The graphical depiction of data and information using diagrams, graphs, maps, and other visual aids is known as data visualization. Data visualization’s main goals are to assist users in quickly comprehending complicated data sets, seeing patterns and trends, and successfully communicating findings.
There are several kinds of data visualization methods, such as:
Line charts: display a data set’s trend across time.
Data Display: is displayed as bars in bar charts, making it simple to compare numbers between categories. The link between two variables is displayed using scatter plots.
Heat maps: A matrix or table’s values are represented by colour.
Geospatial maps: display information geographically on a map.
Pie charts: depict the percentage of each category in data as slices of a pie.
Microsoft Excel, Tableau, Python, and R are just a few of the tools and computer languages that may be used to produce data visualisation. For a data visualisation to be effective, it must be designed with the audience in mind, include clear and consistent labelling, and be the right style of chart or graph for the data collection.
Effective data visualisation may help businesses and organisations make better decisions, convey difficult concepts more effectively, and create captivating tales with data.
Data analytics and data science both heavily rely on data visualisation. It may be used to explore and comprehend data, as well as to convey results and ideas to others.
The process of developing a data visualisation often comprises multiple phases, including identifying the data to be represented, choosing an acceptable form of visualisation, designing the visualisation, and revising it depending on feedback.
There are various ideas that can influence the creation of excellent data visualisations. They include of employing precise and succinct labelling, eliminating clutter, stressing crucial information, and carefully selecting colours and other visual components.
In a variety of settings, including business and finance, healthcare, education, and the social sciences, data visualisation can be employed. It can be utilised, for instance, to explore patterns and trends.
The popularity of interactive data visualisation is rising. Users using interactive visualisations can zoom in on particular areas, change settings, and click on data points to view additional details in order to examine data in more depth.
Data outliers, abnormalities, and unexpected patterns may all be found via data visualisation.
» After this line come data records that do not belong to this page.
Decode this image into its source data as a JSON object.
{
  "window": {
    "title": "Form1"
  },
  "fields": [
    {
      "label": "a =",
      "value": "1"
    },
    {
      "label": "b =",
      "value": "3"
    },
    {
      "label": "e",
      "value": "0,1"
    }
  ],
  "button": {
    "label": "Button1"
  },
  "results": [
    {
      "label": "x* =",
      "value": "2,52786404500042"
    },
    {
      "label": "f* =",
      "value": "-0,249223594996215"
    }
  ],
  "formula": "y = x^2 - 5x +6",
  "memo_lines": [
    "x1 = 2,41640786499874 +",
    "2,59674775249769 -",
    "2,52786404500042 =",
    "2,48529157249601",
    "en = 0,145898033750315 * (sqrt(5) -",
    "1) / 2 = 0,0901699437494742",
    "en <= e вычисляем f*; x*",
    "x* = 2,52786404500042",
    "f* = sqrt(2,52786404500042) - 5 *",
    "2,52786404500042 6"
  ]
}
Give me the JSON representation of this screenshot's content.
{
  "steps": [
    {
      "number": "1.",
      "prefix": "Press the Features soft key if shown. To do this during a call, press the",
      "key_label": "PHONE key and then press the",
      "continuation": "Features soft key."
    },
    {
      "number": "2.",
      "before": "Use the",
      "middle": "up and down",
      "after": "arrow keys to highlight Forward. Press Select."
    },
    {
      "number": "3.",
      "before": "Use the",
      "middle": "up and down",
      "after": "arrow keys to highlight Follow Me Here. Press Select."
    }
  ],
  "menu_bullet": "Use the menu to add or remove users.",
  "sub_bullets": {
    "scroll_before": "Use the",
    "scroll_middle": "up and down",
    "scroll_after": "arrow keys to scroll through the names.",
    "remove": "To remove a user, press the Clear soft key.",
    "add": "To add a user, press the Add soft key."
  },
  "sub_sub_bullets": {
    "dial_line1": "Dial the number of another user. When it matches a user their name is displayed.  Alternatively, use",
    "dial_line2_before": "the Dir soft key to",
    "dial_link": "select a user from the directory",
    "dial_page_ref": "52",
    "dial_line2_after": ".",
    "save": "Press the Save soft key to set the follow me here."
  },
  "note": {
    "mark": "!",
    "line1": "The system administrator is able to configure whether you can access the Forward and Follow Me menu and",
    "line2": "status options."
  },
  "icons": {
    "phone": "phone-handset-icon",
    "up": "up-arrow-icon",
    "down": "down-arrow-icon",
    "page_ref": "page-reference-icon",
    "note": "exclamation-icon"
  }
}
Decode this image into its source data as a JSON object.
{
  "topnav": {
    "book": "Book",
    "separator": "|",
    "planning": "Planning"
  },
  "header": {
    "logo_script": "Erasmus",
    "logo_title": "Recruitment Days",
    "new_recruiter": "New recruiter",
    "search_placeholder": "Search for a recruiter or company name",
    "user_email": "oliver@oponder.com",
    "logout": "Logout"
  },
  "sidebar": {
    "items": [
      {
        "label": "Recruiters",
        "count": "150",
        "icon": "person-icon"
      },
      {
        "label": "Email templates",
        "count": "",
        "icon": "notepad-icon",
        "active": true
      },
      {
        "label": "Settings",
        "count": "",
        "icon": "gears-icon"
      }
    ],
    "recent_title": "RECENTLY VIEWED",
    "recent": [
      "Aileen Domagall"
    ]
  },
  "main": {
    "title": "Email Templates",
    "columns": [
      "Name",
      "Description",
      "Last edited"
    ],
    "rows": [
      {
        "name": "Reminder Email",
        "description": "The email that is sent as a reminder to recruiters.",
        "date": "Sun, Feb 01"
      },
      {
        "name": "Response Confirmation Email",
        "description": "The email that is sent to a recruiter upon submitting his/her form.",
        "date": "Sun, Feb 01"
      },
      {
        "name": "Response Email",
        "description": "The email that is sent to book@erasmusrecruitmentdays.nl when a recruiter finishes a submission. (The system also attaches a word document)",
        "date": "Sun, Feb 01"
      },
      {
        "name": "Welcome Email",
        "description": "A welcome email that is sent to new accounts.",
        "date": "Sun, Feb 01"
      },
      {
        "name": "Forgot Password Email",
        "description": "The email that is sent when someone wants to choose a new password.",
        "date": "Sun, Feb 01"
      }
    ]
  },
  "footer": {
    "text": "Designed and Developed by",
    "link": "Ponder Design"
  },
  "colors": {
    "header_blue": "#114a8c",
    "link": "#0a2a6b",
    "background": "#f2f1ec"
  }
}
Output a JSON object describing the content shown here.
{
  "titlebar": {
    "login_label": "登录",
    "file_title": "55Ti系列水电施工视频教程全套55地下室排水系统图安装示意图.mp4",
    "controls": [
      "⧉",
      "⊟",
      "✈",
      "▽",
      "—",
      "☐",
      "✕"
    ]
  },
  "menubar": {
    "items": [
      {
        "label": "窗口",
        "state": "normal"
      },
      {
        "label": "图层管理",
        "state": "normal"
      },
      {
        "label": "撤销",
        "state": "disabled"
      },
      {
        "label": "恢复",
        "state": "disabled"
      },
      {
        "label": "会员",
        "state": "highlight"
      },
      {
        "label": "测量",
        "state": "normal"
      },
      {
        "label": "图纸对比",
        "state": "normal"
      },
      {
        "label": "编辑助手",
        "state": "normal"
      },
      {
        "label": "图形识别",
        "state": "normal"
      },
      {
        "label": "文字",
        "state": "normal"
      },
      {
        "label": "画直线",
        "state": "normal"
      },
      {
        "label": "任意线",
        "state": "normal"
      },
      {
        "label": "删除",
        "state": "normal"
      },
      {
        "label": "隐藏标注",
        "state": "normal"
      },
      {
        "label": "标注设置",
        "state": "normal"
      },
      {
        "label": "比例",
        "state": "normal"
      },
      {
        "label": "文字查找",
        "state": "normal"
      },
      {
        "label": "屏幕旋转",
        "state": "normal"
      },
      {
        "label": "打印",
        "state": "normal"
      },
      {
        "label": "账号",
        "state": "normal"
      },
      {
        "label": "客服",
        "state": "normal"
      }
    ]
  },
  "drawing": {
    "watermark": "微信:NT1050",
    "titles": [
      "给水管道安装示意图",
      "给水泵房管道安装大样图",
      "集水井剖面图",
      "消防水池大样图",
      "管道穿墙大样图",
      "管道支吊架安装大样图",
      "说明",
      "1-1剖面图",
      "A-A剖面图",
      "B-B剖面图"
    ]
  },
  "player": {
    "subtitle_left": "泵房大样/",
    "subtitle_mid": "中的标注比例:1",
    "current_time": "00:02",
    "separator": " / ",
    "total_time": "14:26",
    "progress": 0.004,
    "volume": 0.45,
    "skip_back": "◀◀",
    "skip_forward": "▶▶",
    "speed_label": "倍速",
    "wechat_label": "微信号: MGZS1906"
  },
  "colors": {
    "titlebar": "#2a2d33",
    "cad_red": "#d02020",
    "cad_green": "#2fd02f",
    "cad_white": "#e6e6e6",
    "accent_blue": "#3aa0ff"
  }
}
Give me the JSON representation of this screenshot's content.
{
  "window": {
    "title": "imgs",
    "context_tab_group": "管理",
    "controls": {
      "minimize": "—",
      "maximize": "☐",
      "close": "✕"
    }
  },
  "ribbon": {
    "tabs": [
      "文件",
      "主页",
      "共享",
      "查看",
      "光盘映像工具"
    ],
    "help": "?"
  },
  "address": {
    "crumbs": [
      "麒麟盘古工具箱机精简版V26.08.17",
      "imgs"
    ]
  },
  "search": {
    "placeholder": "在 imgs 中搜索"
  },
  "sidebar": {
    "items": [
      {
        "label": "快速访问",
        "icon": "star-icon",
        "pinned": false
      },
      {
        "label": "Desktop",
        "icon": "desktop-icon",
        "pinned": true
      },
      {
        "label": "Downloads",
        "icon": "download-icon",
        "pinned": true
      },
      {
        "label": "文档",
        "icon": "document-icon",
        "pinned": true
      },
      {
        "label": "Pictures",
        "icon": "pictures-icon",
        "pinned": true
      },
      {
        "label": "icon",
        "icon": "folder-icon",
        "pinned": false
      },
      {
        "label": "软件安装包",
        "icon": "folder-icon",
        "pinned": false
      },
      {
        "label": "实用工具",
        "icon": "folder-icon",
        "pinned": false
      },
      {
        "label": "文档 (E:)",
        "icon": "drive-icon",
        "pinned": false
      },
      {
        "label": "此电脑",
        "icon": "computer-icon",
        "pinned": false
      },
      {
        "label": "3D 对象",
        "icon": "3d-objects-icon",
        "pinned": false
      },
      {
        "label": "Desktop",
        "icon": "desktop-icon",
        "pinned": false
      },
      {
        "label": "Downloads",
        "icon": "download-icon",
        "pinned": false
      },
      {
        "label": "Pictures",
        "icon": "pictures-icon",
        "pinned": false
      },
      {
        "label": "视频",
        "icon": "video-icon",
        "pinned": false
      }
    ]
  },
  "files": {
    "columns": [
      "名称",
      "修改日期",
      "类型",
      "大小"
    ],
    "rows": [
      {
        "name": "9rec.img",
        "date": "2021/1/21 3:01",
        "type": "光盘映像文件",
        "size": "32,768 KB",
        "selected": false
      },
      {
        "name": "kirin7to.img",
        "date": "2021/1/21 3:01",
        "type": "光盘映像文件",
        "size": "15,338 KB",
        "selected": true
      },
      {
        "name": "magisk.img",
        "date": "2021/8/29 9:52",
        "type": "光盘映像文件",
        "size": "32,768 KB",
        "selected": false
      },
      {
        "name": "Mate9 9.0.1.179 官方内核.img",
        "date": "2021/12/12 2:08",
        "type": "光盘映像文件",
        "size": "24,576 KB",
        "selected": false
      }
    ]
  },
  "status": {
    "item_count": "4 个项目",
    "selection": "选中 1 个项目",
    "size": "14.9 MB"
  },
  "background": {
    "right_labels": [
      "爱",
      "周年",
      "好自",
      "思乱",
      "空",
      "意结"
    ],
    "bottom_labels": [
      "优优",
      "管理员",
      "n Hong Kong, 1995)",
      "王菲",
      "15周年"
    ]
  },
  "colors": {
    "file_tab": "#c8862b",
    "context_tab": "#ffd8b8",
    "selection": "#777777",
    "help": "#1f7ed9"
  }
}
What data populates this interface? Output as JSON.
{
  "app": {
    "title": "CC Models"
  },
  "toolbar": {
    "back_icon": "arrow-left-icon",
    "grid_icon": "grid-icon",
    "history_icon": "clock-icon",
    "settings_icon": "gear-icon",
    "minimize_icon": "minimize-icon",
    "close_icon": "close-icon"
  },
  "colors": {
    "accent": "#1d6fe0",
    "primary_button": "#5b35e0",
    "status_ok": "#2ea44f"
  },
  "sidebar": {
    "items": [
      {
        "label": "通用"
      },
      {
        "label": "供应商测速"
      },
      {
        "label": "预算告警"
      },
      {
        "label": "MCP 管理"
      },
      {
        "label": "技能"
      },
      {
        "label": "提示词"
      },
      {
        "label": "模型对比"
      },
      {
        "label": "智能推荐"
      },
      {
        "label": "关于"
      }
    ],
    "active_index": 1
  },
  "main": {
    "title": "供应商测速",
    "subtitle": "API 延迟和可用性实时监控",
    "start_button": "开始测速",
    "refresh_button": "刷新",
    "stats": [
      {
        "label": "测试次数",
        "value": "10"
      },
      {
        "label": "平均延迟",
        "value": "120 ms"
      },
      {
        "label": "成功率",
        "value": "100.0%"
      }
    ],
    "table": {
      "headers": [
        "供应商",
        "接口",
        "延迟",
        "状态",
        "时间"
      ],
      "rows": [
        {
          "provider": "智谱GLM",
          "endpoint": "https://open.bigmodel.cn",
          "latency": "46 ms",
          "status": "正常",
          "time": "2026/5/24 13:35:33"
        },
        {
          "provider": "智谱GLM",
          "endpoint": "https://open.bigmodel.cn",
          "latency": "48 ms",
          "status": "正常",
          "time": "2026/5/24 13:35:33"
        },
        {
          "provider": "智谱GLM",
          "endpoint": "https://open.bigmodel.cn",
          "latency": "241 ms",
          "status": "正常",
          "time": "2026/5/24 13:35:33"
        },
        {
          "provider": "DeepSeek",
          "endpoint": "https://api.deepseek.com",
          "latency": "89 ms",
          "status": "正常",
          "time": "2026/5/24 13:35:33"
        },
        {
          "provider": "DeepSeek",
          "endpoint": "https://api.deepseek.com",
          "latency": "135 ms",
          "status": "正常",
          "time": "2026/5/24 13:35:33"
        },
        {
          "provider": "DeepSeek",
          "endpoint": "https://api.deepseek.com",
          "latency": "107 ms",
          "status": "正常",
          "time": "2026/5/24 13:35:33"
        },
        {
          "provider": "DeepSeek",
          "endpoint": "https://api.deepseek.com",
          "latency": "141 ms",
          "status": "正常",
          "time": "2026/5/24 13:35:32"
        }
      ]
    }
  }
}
A scatter plot, for instance, can be used to spot data points that are far from the primary cluster and can signal mistakes in the data or odd behaviour.
Animations and dynamic visualisations can be used in addition to static visualisations to demonstrate complicated processes or show changes over time. For instance, an animation may demonstrate the gradual spread of a disease among a population or the shift in product sales in reaction to various.
Decision-making may be aided by data visualisation by giving simple-to-understand and clear information. An organisation might learn which items are the most well-liked, which clients are the most devoted, and which marketing initiatives are the most successful by visualising consumer behaviour, for instance.
A larger audience may be reached by using data visualisation to convey information. A map showing COVID-19 cases and fatalities, for instance, can assist people in comprehending the breadth and severity of the pandemic in various parts of the world.
Last but not least, it’s critical to keep in mind that data visualisation is only one tool in the arsenal of data analysis tools. In addition to great visualisation abilities, effective data analysis calls for a solid grasp of statistics, programming, and other pertinent disciplines.
Finding correlations and links between variables may be done via data visualisation. A scatter plot, for instance, can be utilised to display the correlation between an individual’s age and income.
Comparing several groups or categories via data visualisation is another useful use. A bar chart can be used, for instance, to compare the performance of several teams or the sales of various items.
When selecting a visualisation style, there are a number of things to take into account, including the data type, the message you want to deliver, and the audience you want to target. For example, a heat map could be good for displaying data in a table, whereas a line chart might be preferable for depicting changes over time.
In conclusion, a data visualisation is an effective tool for discovering, comprehending, and sharing data-driven insights. Data may be represented using a variety of representations, each of which has advantages and disadvantages.
The type of data being represented, the message being given, and the audience being targeted must all be carefully taken into account for effective data visualisation.
Given the rising relevance of data in many sectors, data visualisation abilities are becoming increasingly useful, and there are numerous tools available to acquire and practise these skills. It’s crucial to keep in mind that data visualisation is only one step in the data analysis process and that it must be combined with reliable statistical and analytical methods.